"At most living memory endures for a hundred years or so. Thereafter, even the barest outline of the past is forgotten, unless it is recorded in writing..." So wrote John Morris in Londinium: London in the Roman Empire.
The passage of time diminishes many things. I know this from personal experience. It shows up as I look back over the roster of people I have come into contact with during my ancestral research.
Even though I began almost forty-three years ago, three of my grandparents and another three of my uncles and aunt were already deceased. With that background, I knew I was already starting out behind the eight ball. But, surely I thought, someone would be able to answer my questions and tell me about my ancestors.
I began my search for knowledgeable informants. Over the years I developed a network of distant and near relatives. I had a three-by-five card file that contained names, relationships, addresses and phone numbers.
Whenever I talked with one, I asked if they knew of someone else who might tell me more. Soon I began to see that some people came closer to answering my questions.
At the same time, there were many others who could not. There were no family secrets being hidden. It seemed that they simply did not grow up in an environment where family stories were told and retold.
I remember hearing about one man who might know something about my great-great-grandfather who died in the Civil War. He lived in the county just east of where I was attending college.
One Saturday in 1972, I made time to drive about thirty miles over to his rural home. When I arrived, I learned that he had left about an hour earlier and would not be back soon.
I was crest-fallen. After all, this gentleman was two generations older, being a second cousin to my grandfather.
His wife asked me what business I wanted with her husband. I told her that I had so hoped I might have at last found someone at last who could answer my questions. Then I recounted some of my questions I had prepared to ask her husband.
She then told me that he would not be able to answer my questions. It seems that he was not inclined to tell stories.
You see, the wife's mother-in-law lived with them for twenty-five years before passing away. And the wife said that her mother-in-law did nothing but talk about growing up in Madison County, Arkansas. The husband and son simply tuned his mother out. This wife, on the other hand, told me of hearing the following account.
"My mother-in-law was a little girl during the Civil War. She recalled hearing her tell about the time she saw her 'Aunt Sary' crying over her man," said the wife.
"Aunt Sary" was my great-great-grandmother, Sarah Hankins Waits. "Her man" was William S. Waits. They were outspoken Southern sympathizers during the war. Their oldest son had been captured and died in a Yankee prison in Missouri.
But William was too old to fight. And his large family required that he remain nearby to help with the farming.
Unfortunately for him, Union sympathizers caught him at home one day. He was shot down when he ran out of his cabin in an effort to find concealment in the surrounding forest.
This story, and two variations on the same account, was the best I could learn in over four decades of asking questions.

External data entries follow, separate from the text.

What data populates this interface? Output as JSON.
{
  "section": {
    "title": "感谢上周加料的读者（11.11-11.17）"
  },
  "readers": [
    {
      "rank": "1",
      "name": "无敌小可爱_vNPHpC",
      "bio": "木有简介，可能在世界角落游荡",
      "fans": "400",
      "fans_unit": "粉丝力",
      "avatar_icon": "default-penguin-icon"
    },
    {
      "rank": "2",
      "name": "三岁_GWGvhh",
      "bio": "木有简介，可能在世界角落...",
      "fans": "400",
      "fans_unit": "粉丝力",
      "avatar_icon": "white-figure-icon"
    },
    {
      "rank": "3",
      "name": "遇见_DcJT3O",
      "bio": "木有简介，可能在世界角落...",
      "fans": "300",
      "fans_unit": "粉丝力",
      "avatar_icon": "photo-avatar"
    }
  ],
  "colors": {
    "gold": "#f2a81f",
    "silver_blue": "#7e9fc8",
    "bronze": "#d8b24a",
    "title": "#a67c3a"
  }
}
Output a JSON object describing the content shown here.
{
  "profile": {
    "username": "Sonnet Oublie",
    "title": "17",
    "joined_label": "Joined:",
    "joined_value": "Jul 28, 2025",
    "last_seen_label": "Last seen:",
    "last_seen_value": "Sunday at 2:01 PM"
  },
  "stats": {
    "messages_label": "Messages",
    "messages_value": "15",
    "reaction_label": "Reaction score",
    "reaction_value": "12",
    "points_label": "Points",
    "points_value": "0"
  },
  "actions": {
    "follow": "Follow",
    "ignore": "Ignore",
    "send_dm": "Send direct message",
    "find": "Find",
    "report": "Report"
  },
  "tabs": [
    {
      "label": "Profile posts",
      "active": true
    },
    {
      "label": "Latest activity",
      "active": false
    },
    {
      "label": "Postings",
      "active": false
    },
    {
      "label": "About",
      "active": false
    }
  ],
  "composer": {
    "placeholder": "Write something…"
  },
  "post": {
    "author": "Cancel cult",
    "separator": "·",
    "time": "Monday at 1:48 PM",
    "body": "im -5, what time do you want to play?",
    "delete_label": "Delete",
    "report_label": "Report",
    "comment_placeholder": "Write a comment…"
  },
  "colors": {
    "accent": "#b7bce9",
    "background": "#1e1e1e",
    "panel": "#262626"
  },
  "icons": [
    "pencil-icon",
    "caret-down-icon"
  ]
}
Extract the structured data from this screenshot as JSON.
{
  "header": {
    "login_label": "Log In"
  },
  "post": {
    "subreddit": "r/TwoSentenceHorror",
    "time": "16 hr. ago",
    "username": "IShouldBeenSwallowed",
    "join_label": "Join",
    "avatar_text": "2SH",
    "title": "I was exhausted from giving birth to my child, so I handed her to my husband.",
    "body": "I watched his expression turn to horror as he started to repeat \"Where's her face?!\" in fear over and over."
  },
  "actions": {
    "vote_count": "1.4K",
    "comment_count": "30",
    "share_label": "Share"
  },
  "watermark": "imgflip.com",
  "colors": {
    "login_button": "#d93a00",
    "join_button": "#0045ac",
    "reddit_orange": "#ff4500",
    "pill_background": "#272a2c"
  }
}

As I review my notes of these conversations, I see that one hundred to 110 years is about the longest memories last. The 1972 interview occurred about 109 years after the death of my great-great-grandfather.
John Morris was right when he said "At most living memory endures for a hundred years or so."